__Input for this task__:

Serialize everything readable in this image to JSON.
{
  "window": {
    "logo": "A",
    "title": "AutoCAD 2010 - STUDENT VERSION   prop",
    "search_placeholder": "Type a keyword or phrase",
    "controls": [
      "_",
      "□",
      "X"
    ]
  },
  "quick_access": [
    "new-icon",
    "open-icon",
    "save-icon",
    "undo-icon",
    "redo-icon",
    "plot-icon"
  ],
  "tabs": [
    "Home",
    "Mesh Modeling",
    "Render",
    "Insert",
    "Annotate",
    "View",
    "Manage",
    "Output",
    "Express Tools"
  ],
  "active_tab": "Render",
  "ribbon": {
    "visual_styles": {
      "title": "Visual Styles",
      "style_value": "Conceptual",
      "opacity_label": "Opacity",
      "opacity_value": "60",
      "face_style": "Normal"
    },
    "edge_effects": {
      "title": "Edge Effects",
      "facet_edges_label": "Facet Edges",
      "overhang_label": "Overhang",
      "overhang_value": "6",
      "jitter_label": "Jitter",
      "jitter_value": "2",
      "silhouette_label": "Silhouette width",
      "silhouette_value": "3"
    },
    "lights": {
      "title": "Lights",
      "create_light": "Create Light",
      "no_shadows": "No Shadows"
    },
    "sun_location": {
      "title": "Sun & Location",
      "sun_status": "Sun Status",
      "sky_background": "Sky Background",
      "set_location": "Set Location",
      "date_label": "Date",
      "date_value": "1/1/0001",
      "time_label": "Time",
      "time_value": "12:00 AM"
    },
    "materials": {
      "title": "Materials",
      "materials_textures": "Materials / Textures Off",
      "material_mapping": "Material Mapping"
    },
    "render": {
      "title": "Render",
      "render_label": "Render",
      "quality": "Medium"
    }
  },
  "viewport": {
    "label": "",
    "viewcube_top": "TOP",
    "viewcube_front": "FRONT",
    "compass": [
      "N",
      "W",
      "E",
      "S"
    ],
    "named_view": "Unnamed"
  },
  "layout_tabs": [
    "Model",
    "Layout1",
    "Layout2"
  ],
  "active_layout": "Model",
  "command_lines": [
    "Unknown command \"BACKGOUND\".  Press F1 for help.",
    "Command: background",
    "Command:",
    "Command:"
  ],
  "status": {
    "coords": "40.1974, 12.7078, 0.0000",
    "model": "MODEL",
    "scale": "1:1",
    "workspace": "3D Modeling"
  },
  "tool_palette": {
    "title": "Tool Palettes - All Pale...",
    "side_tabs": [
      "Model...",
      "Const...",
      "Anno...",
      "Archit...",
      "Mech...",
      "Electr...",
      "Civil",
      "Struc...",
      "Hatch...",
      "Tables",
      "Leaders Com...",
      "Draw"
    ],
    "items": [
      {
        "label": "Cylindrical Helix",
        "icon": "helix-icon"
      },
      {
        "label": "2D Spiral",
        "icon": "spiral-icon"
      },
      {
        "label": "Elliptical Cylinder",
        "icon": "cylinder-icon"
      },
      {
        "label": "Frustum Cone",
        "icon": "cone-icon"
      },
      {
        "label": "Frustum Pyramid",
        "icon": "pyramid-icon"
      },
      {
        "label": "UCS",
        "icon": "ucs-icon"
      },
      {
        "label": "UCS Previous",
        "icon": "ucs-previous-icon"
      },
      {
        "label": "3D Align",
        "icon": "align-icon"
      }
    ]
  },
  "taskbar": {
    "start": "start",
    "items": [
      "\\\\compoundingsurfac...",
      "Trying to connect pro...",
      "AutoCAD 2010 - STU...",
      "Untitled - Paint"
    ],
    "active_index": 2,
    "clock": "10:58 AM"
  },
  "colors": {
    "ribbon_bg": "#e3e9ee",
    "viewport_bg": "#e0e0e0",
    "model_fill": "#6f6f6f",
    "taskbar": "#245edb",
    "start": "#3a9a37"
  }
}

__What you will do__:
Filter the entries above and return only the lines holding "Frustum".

__Exercise output__:
        "label": "Frustum Cone",
        "label": "Frustum Pyramid",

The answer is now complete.